> **THE PROBLEM**
All lines in the material below that contain "data" should be located and copied.

################

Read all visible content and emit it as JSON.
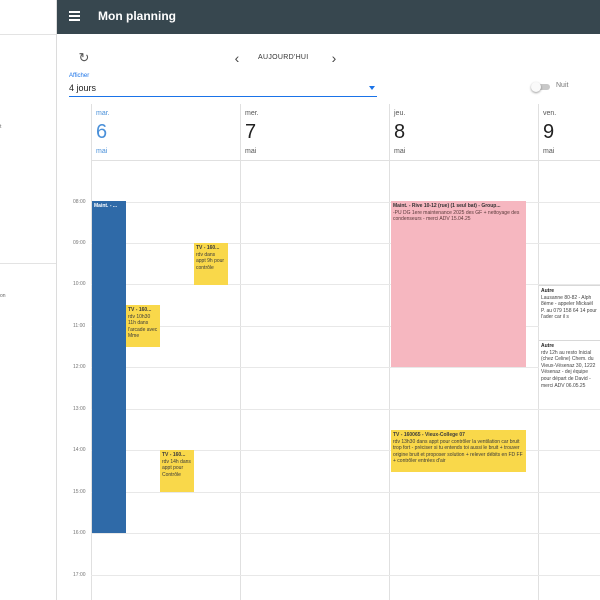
{
  "app": {
    "title": "Mon planning",
    "menu_icon": "hamburger-menu-icon"
  },
  "toolbar": {
    "refresh_icon": "refresh-icon",
    "prev_icon": "chevron-left-icon",
    "next_icon": "chevron-right-icon",
    "today_label": "AUJOURD'HUI",
    "afficher_label": "Afficher",
    "view_value": "4 jours",
    "night_label": "Nuit",
    "night_on": false
  },
  "drawer": {
    "fragments": [
      "t",
      "on"
    ]
  },
  "days": [
    {
      "dow": "mar.",
      "num": "6",
      "month": "mai",
      "today": true
    },
    {
      "dow": "mer.",
      "num": "7",
      "month": "mai",
      "today": false
    },
    {
      "dow": "jeu.",
      "num": "8",
      "month": "mai",
      "today": false
    },
    {
      "dow": "ven.",
      "num": "9",
      "month": "mai",
      "today": false
    }
  ],
  "hours": [
    "08:00",
    "09:00",
    "10:00",
    "11:00",
    "12:00",
    "13:00",
    "14:00",
    "15:00",
    "16:00",
    "17:00"
  ],
  "events": [
    {
      "title": "Maint. - ...",
      "text": "",
      "color": "blue"
    },
    {
      "title": "TV - 160...",
      "text": "rdv dans appt 9h pour contrôle",
      "color": "yellow"
    },
    {
      "title": "TV - 160...",
      "text": "rdv 10h30 11h dans l'arcade avec Mme",
      "color": "yellow"
    },
    {
      "title": "TV - 160...",
      "text": "rdv 14h dans appt pour Contrôle",
      "color": "yellow"
    },
    {
      "title": "Maint. - Rive 10-12 (rue) (1 seul bat) - Group...",
      "text": "-PU DG 1ere maintenance 2025 des GF + nettoyage des condenseurs - merci ADV 15.04.25",
      "color": "pink"
    },
    {
      "title": "TV - 160065 - Vieux-College 07",
      "text": "rdv 13h30 dans appt pour contrôler la ventilation car bruit trop fort - préciser si tu entends toi aussi le bruit + trouver origine bruit et proposer solution + relever débits en FD FF + contrôler entrées d'air",
      "color": "yellow"
    },
    {
      "title": "Autre",
      "text": "Lausanne 80-82 - Alph 8ème - appeler Mickaël P. au 079 158 64 14 pour l'ader car il s",
      "color": "grey"
    },
    {
      "title": "Autre",
      "text": "rdv 12h au resto Inicial (chez Celine) Chem. du Vieux-Vésenaz 30, 1222 Vésenaz - dej équipe pour départ de David - merci ADV 06.05.25",
      "color": "grey"
    }
  ]
}
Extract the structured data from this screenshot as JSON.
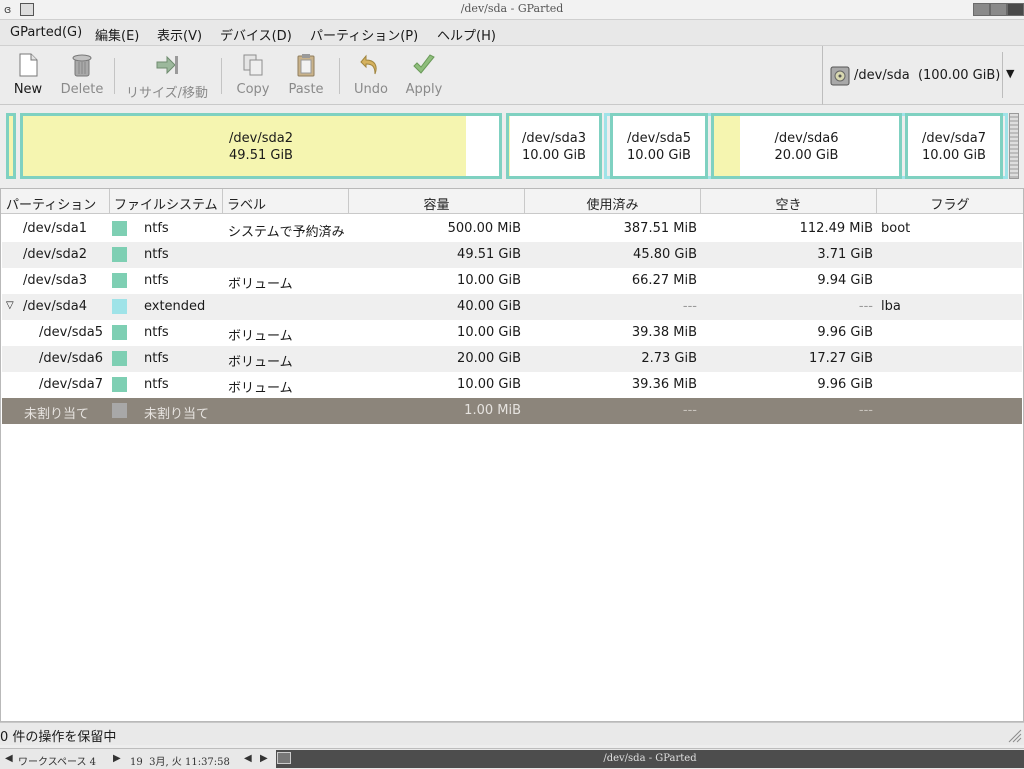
{
  "window": {
    "title": "/dev/sda - GParted"
  },
  "menubar": {
    "items": [
      {
        "label": "GParted(G)"
      },
      {
        "label": "編集(E)"
      },
      {
        "label": "表示(V)"
      },
      {
        "label": "デバイス(D)"
      },
      {
        "label": "パーティション(P)"
      },
      {
        "label": "ヘルプ(H)"
      }
    ]
  },
  "toolbar": {
    "new": "New",
    "delete": "Delete",
    "resize": "リサイズ/移動",
    "copy": "Copy",
    "paste": "Paste",
    "undo": "Undo",
    "apply": "Apply"
  },
  "device": {
    "label": "/dev/sda  (100.00 GiB)"
  },
  "diskmap": {
    "segments": [
      {
        "name": "/dev/sda2",
        "size": "49.51 GiB",
        "used_fraction": 0.93
      },
      {
        "name": "/dev/sda3",
        "size": "10.00 GiB",
        "used_fraction": 0.01
      },
      {
        "name": "/dev/sda5",
        "size": "10.00 GiB",
        "used_fraction": 0.0
      },
      {
        "name": "/dev/sda6",
        "size": "20.00 GiB",
        "used_fraction": 0.14
      },
      {
        "name": "/dev/sda7",
        "size": "10.00 GiB",
        "used_fraction": 0.0
      }
    ]
  },
  "table": {
    "headers": [
      "パーティション",
      "ファイルシステム",
      "ラベル",
      "容量",
      "使用済み",
      "空き",
      "フラグ"
    ],
    "rows": [
      {
        "partition": "/dev/sda1",
        "fs": "ntfs",
        "label": "システムで予約済み",
        "size": "500.00 MiB",
        "used": "387.51 MiB",
        "free": "112.49 MiB",
        "flags": "boot"
      },
      {
        "partition": "/dev/sda2",
        "fs": "ntfs",
        "label": "",
        "size": "49.51 GiB",
        "used": "45.80 GiB",
        "free": "3.71 GiB",
        "flags": ""
      },
      {
        "partition": "/dev/sda3",
        "fs": "ntfs",
        "label": "ボリューム",
        "size": "10.00 GiB",
        "used": "66.27 MiB",
        "free": "9.94 GiB",
        "flags": ""
      },
      {
        "partition": "/dev/sda4",
        "fs": "extended",
        "label": "",
        "size": "40.00 GiB",
        "used": "---",
        "free": "---",
        "flags": "lba"
      },
      {
        "partition": "/dev/sda5",
        "fs": "ntfs",
        "label": "ボリューム",
        "size": "10.00 GiB",
        "used": "39.38 MiB",
        "free": "9.96 GiB",
        "flags": ""
      },
      {
        "partition": "/dev/sda6",
        "fs": "ntfs",
        "label": "ボリューム",
        "size": "20.00 GiB",
        "used": "2.73 GiB",
        "free": "17.27 GiB",
        "flags": ""
      },
      {
        "partition": "/dev/sda7",
        "fs": "ntfs",
        "label": "ボリューム",
        "size": "10.00 GiB",
        "used": "39.36 MiB",
        "free": "9.96 GiB",
        "flags": ""
      },
      {
        "partition": "未割り当て",
        "fs": "未割り当て",
        "label": "",
        "size": "1.00 MiB",
        "used": "---",
        "free": "---",
        "flags": ""
      }
    ]
  },
  "colors": {
    "ntfs": "#7ecfb3",
    "extended": "#9fe3e8",
    "unallocated": "#a8a8a8"
  },
  "status": {
    "pending": "0 件の操作を保留中"
  },
  "taskbar": {
    "workspace": "ワークスペース 4",
    "clock": "19  3月, 火 11:37:58",
    "window": "/dev/sda - GParted"
  }
}
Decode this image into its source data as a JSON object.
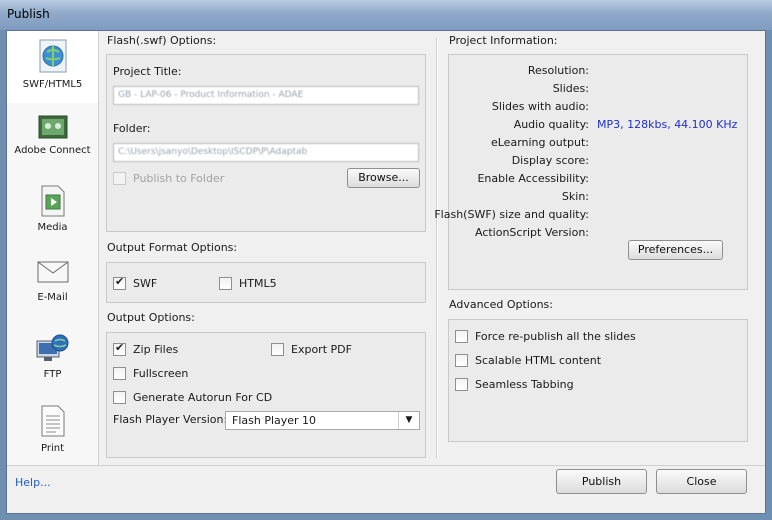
{
  "window": {
    "title": "Publish"
  },
  "sidebar": {
    "items": [
      {
        "label": "SWF/HTML5",
        "icon": "swf-html5-icon",
        "selected": true
      },
      {
        "label": "Adobe Connect",
        "icon": "adobe-connect-icon",
        "selected": false
      },
      {
        "label": "Media",
        "icon": "media-icon",
        "selected": false
      },
      {
        "label": "E-Mail",
        "icon": "email-icon",
        "selected": false
      },
      {
        "label": "FTP",
        "icon": "ftp-icon",
        "selected": false
      },
      {
        "label": "Print",
        "icon": "print-icon",
        "selected": false
      }
    ]
  },
  "flash_options": {
    "heading": "Flash(.swf) Options:",
    "project_title_label": "Project Title:",
    "project_title_value": "GB - LAP-06 - Product Information - ADAE",
    "folder_label": "Folder:",
    "folder_value": "C:\\Users\\jsanyo\\Desktop\\ISCDP\\P\\Adaptab",
    "publish_to_folder_label": "Publish to Folder",
    "publish_to_folder_checked": false,
    "browse_label": "Browse..."
  },
  "output_format": {
    "heading": "Output Format Options:",
    "swf_label": "SWF",
    "swf_checked": true,
    "html5_label": "HTML5",
    "html5_checked": false
  },
  "output_options": {
    "heading": "Output Options:",
    "zip_label": "Zip Files",
    "zip_checked": true,
    "export_pdf_label": "Export PDF",
    "export_pdf_checked": false,
    "fullscreen_label": "Fullscreen",
    "fullscreen_checked": false,
    "autorun_label": "Generate Autorun For CD",
    "autorun_checked": false,
    "flash_player_label": "Flash Player Version:",
    "flash_player_value": "Flash Player 10"
  },
  "project_info": {
    "heading": "Project Information:",
    "rows": [
      {
        "label": "Resolution:",
        "value": ""
      },
      {
        "label": "Slides:",
        "value": ""
      },
      {
        "label": "Slides with audio:",
        "value": ""
      },
      {
        "label": "Audio quality:",
        "value": "MP3, 128kbs, 44.100 KHz"
      },
      {
        "label": "eLearning output:",
        "value": ""
      },
      {
        "label": "Display score:",
        "value": ""
      },
      {
        "label": "Enable Accessibility:",
        "value": ""
      },
      {
        "label": "Skin:",
        "value": ""
      },
      {
        "label": "Flash(SWF) size and quality:",
        "value": ""
      },
      {
        "label": "ActionScript Version:",
        "value": ""
      }
    ],
    "preferences_label": "Preferences..."
  },
  "advanced_options": {
    "heading": "Advanced Options:",
    "items": [
      {
        "label": "Force re-publish all the slides",
        "checked": false
      },
      {
        "label": "Scalable HTML content",
        "checked": false
      },
      {
        "label": "Seamless Tabbing",
        "checked": false
      }
    ]
  },
  "footer": {
    "help_label": "Help...",
    "publish_label": "Publish",
    "close_label": "Close"
  }
}
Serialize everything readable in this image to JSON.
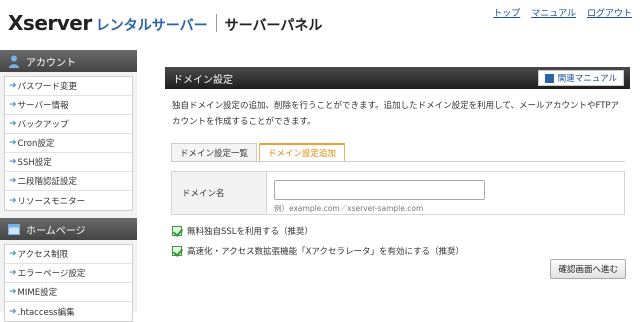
{
  "header": {
    "logo_main": "Xserver",
    "logo_sub": "レンタルサーバー",
    "panel_name": "サーバーパネル",
    "top_links": [
      "トップ",
      "マニュアル",
      "ログアウト"
    ]
  },
  "sidebar": {
    "account_heading": "アカウント",
    "account_items": [
      "パスワード変更",
      "サーバー情報",
      "バックアップ",
      "Cron設定",
      "SSH設定",
      "二段階認証設定",
      "リソースモニター"
    ],
    "homepage_heading": "ホームページ",
    "homepage_items": [
      "アクセス制限",
      "エラーページ設定",
      "MIME設定",
      ".htaccess編集"
    ]
  },
  "main": {
    "title": "ドメイン設定",
    "manual_button": "関連マニュアル",
    "description": "独自ドメイン設定の追加、削除を行うことができます。追加したドメイン設定を利用して、メールアカウントやFTPアカウントを作成することができます。",
    "tabs": [
      {
        "label": "ドメイン設定一覧",
        "active": false
      },
      {
        "label": "ドメイン設定追加",
        "active": true
      }
    ],
    "domain_label": "ドメイン名",
    "domain_value": "",
    "domain_example": "例）example.com／xserver-sample.com",
    "checkbox_ssl": "無料独自SSLを利用する（推奨）",
    "checkbox_accel": "高速化・アクセス数拡張機能「Xアクセラレータ」を有効にする（推奨）",
    "confirm_button": "確認画面へ進む"
  },
  "colors": {
    "brand_blue": "#2a63a8",
    "link_blue": "#1a4fa0",
    "active_tab_orange": "#e08a00",
    "check_green": "#2e9a2e"
  },
  "icons": {
    "account": "person-icon",
    "homepage": "browser-icon",
    "manual": "book-icon",
    "list_arrow": "arrow-right-icon"
  }
}
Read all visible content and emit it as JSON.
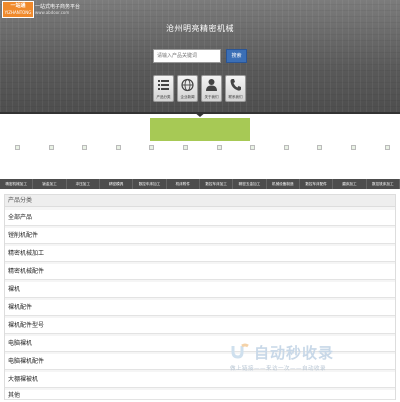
{
  "header": {
    "logo_text": "一站通",
    "logo_sub": "YIZHANTONG",
    "tagline": "一站式电子商务平台",
    "domain": "www.abdoor.com",
    "site_title": "沧州明亮精密机械",
    "search": {
      "placeholder": "请输入产品关键词",
      "button_label": "搜索"
    },
    "nav": [
      {
        "label": "产品分类",
        "icon": "list-icon"
      },
      {
        "label": "企业新闻",
        "icon": "globe-icon"
      },
      {
        "label": "关于我们",
        "icon": "person-icon"
      },
      {
        "label": "联系我们",
        "icon": "phone-icon"
      }
    ]
  },
  "categories": [
    "精密机械加工",
    "钣金加工",
    "冲压加工",
    "精密模具",
    "数控车床加工",
    "机床附件",
    "数控车床加工",
    "精密五金加工",
    "机械设备制造",
    "数控车床配件",
    "磨床加工",
    "数控铣床加工"
  ],
  "product_list": {
    "heading": "产品分类",
    "items": [
      "全部产品",
      "镗削机配件",
      "精密机械加工",
      "精密机械配件",
      "裸机",
      "裸机配件",
      "裸机配件型号",
      "电脑裸机",
      "电脑裸机配件",
      "大棚裸被机",
      "其他"
    ]
  },
  "watermark": {
    "title": "自动秒收录",
    "subtitle": "做上链接——来访一次——自动收录"
  }
}
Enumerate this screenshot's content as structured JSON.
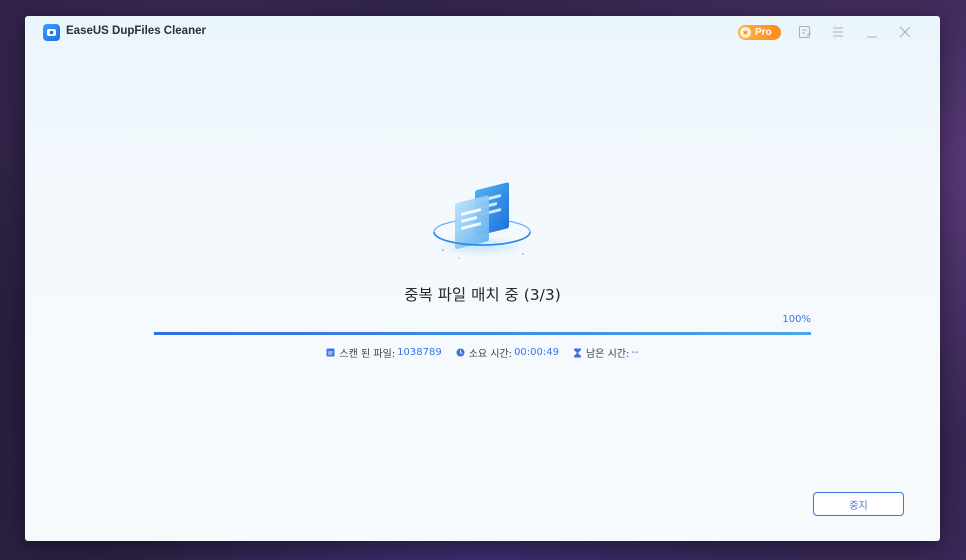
{
  "window": {
    "title": "EaseUS DupFiles Cleaner",
    "pro_badge": "Pro"
  },
  "titlebar_icons": [
    "feedback-icon",
    "menu-icon",
    "minimize-icon",
    "close-icon"
  ],
  "scan": {
    "status": "중복 파일 매치 중 (3/3)",
    "progress_percent": 100,
    "progress_label": "100%",
    "scanned_label": "스캔 된 파일:",
    "scanned_value": "1038789",
    "elapsed_label": "소요 시간:",
    "elapsed_value": "00:00:49",
    "remaining_label": "남은 시간:",
    "remaining_value": "--"
  },
  "actions": {
    "stop_label": "중지"
  },
  "colors": {
    "accent": "#3d74e0",
    "pro_badge": "#ff9a2a",
    "title_text": "#24282f"
  }
}
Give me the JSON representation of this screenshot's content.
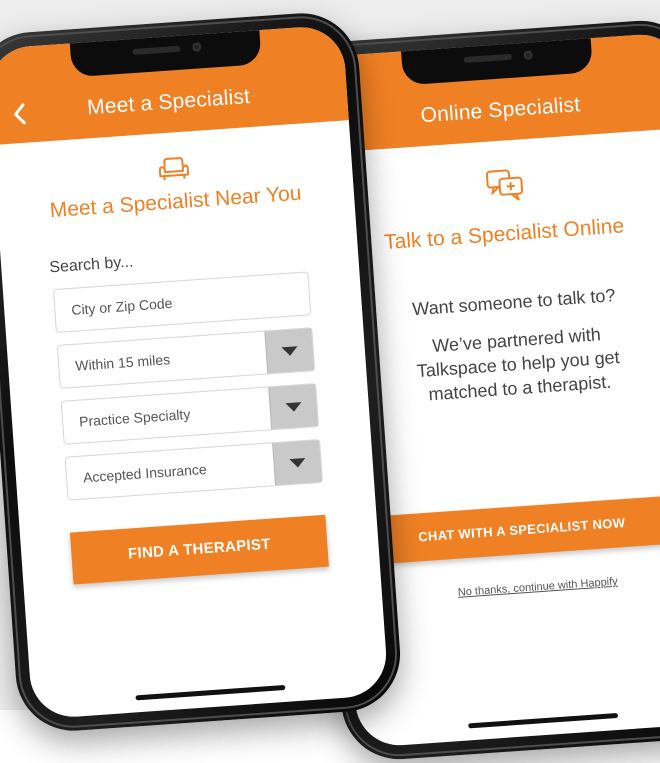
{
  "colors": {
    "brand": "#f08024",
    "dropdown_gray": "#c9c9c9"
  },
  "phone_left": {
    "appbar_title": "Meet a Specialist",
    "back_icon": "chevron-left-icon",
    "hero_icon": "sofa-icon",
    "heading": "Meet a Specialist Near You",
    "search_label": "Search by...",
    "location_placeholder": "City or Zip Code",
    "distance_value": "Within 15 miles",
    "specialty_value": "Practice Specialty",
    "insurance_value": "Accepted Insurance",
    "dropdown_icon": "caret-down-icon",
    "cta_label": "FIND A THERAPIST"
  },
  "phone_right": {
    "appbar_title": "Online Specialist",
    "hero_icon": "chat-bubbles-icon",
    "heading": "Talk to a Specialist Online",
    "question": "Want someone to talk to?",
    "body_lines": [
      "We’ve partnered with",
      "Talkspace to help you get",
      "matched to a therapist."
    ],
    "cta_label": "CHAT WITH A SPECIALIST NOW",
    "decline_link": "No thanks, continue with Happify"
  }
}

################

> **TASK SOLUTION**
Extract the structured data from this screenshot as JSON.
Decode this image into its source data as a JSON object.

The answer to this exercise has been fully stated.